A Survey of Public Awareness of Elder Mediation In Northeast and Central Ohio (02/15/13)
As private practitioners in the field of mediation over the past fifteen years, we have struggled along with our professional colleagues nationwide to increase public awareness of alternative dispute resolution, particularly mediation. We have been gratified to see awareness grow due to the work of many individuals and professional advocacy groups, as evidenced by this survey.

Addressing The Imbalance Of Power In Elder Mediation Cases (05/04/09)
This chapter is devoted to the complex process of identifying where a power imbalance exists in mediation and dealing with those situations in a productive and compassionate fashion.

Mediation in the Workplace: Two Case Studies (10/03/04)

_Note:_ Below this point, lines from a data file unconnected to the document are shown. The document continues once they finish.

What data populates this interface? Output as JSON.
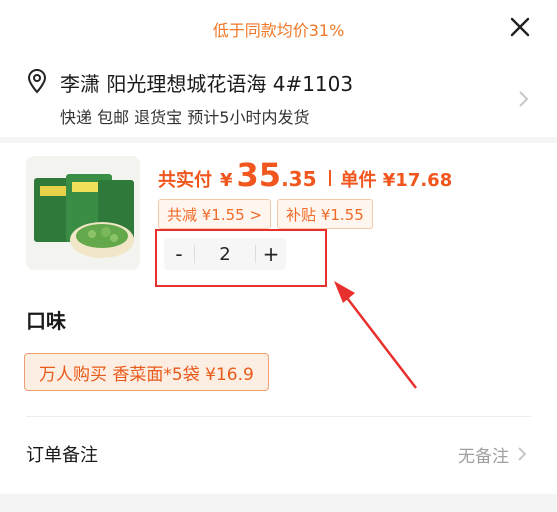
{
  "banner": {
    "text": "低于同款均价31%"
  },
  "address": {
    "line": "李潇 阳光理想城花语海 4#1103",
    "shipping": "快递 包邮 退货宝 预计5小时内发货"
  },
  "product": {
    "total_label": "共实付",
    "currency": "¥",
    "price_int": "35",
    "price_dec": ".35",
    "unit_label": "单件 ¥17.68",
    "discount_badge": "共减 ¥1.55 >",
    "subsidy_badge": "补贴 ¥1.55"
  },
  "quantity": {
    "minus": "-",
    "value": "2",
    "plus": "+"
  },
  "flavor": {
    "title": "口味",
    "selected_option": "万人购买  香菜面*5袋 ¥16.9"
  },
  "remark": {
    "label": "订单备注",
    "value": "无备注"
  },
  "colors": {
    "accent": "#f0561e",
    "highlight": "#e8302e",
    "banner": "#f07828"
  },
  "icons": [
    "close-icon",
    "location-pin-icon",
    "chevron-right-icon"
  ]
}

As a psychologist and provider for a number of Employee Assistance Programs, I have had any number of occasions to provide services to “problem employees,” identified by management by virtue of their conflicts with other employees or management. Unfortunately, the number of such cases referred for mediation is much lower, even though I believe that method would most often serve all parties far better. It may be useful to look at a point-by-point comparison of the major aspects of these two types of dispute resolution, taken from actual cases.